↓↓↓
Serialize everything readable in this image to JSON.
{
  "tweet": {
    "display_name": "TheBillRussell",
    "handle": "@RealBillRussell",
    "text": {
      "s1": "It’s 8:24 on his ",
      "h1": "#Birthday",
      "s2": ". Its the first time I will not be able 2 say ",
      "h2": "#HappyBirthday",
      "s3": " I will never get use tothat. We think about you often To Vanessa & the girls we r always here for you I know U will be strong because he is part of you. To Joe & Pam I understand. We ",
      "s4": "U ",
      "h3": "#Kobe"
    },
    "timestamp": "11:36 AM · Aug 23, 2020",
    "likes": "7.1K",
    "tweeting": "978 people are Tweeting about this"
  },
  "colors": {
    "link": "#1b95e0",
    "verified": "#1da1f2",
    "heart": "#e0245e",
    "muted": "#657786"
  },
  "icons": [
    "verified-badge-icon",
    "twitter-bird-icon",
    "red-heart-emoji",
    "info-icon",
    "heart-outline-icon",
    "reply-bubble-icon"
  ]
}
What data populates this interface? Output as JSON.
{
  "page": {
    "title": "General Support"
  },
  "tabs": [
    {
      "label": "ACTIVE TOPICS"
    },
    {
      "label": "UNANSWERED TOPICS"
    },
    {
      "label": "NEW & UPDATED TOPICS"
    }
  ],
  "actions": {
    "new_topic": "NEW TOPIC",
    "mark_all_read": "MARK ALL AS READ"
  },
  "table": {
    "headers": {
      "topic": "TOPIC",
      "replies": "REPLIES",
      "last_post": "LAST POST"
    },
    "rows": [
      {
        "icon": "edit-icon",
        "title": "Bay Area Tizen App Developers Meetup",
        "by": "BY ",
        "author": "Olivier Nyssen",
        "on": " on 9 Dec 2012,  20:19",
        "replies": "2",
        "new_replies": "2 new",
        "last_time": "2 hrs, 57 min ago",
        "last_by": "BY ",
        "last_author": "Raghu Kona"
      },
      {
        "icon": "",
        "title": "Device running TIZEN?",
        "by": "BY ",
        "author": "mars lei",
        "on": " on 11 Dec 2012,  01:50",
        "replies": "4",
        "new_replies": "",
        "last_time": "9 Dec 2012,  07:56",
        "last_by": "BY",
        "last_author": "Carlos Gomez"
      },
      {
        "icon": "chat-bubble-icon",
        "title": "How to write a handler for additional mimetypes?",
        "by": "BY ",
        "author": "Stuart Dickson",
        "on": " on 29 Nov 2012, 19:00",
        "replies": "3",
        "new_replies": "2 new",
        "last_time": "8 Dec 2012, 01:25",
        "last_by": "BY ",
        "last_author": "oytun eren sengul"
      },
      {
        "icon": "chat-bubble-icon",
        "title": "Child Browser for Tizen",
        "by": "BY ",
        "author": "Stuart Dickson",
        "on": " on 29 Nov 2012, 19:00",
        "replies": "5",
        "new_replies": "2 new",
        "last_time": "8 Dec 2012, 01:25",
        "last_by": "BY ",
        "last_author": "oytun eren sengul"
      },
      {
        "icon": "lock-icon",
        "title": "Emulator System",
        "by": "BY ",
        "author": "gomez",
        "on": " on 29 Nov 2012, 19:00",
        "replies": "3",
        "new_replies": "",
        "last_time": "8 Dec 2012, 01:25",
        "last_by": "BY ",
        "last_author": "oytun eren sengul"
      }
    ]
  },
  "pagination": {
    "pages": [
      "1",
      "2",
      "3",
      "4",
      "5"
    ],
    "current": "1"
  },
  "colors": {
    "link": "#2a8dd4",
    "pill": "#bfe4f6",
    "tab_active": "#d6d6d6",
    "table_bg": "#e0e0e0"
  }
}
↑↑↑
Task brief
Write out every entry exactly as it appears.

Solution to the exercise
Serialize everything readable in this image to JSON.
{
  "tweet": {
    "display_name": "TheBillRussell",
    "handle": "@RealBillRussell",
    "text": {
      "s1": "It’s 8:24 on his ",
      "h1": "#Birthday",
      "s2": ". Its the first time I will not be able 2 say ",
      "h2": "#HappyBirthday",
      "s3": " I will never get use tothat. We think about you often To Vanessa & the girls we r always here for you I know U will be strong because he is part of you. To Joe & Pam I understand. We ",
      "s4": "U ",
      "h3": "#Kobe"
    },
    "timestamp": "11:36 AM · Aug 23, 2020",
    "likes": "7.1K",
    "tweeting": "978 people are Tweeting about this"
  },
  "colors": {
    "link": "#1b95e0",
    "verified": "#1da1f2",
    "heart": "#e0245e",
    "muted": "#657786"
  },
  "icons": [
    "verified-badge-icon",
    "twitter-bird-icon",
    "red-heart-emoji",
    "info-icon",
    "heart-outline-icon",
    "reply-bubble-icon"
  ]
}
What data populates this interface? Output as JSON.
{
  "page": {
    "title": "General Support"
  },
  "tabs": [
    {
      "label": "ACTIVE TOPICS"
    },
    {
      "label": "UNANSWERED TOPICS"
    },
    {
      "label": "NEW & UPDATED TOPICS"
    }
  ],
  "actions": {
    "new_topic": "NEW TOPIC",
    "mark_all_read": "MARK ALL AS READ"
  },
  "table": {
    "headers": {
      "topic": "TOPIC",
      "replies": "REPLIES",
      "last_post": "LAST POST"
    },
    "rows": [
      {
        "icon": "edit-icon",
        "title": "Bay Area Tizen App Developers Meetup",
        "by": "BY ",
        "author": "Olivier Nyssen",
        "on": " on 9 Dec 2012,  20:19",
        "replies": "2",
        "new_replies": "2 new",
        "last_time": "2 hrs, 57 min ago",
        "last_by": "BY ",
        "last_author": "Raghu Kona"
      },
      {
        "icon": "",
        "title": "Device running TIZEN?",
        "by": "BY ",
        "author": "mars lei",
        "on": " on 11 Dec 2012,  01:50",
        "replies": "4",
        "new_replies": "",
        "last_time": "9 Dec 2012,  07:56",
        "last_by": "BY",
        "last_author": "Carlos Gomez"
      },
      {
        "icon": "chat-bubble-icon",
        "title": "How to write a handler for additional mimetypes?",
        "by": "BY ",
        "author": "Stuart Dickson",
        "on": " on 29 Nov 2012, 19:00",
        "replies": "3",
        "new_replies": "2 new",
        "last_time": "8 Dec 2012, 01:25",
        "last_by": "BY ",
        "last_author": "oytun eren sengul"
      },
      {
        "icon": "chat-bubble-icon",
        "title": "Child Browser for Tizen",
        "by": "BY ",
        "author": "Stuart Dickson",
        "on": " on 29 Nov 2012, 19:00",
        "replies": "5",
        "new_replies": "2 new",
        "last_time": "8 Dec 2012, 01:25",
        "last_by": "BY ",
        "last_author": "oytun eren sengul"
      },
      {
        "icon": "lock-icon",
        "title": "Emulator System",
        "by": "BY ",
        "author": "gomez",
        "on": " on 29 Nov 2012, 19:00",
        "replies": "3",
        "new_replies": "",
        "last_time": "8 Dec 2012, 01:25",
        "last_by": "BY ",
        "last_author": "oytun eren sengul"
      }
    ]
  },
  "pagination": {
    "pages": [
      "1",
      "2",
      "3",
      "4",
      "5"
    ],
    "current": "1"
  },
  "colors": {
    "link": "#2a8dd4",
    "pill": "#bfe4f6",
    "tab_active": "#d6d6d6",
    "table_bg": "#e0e0e0"
  }
}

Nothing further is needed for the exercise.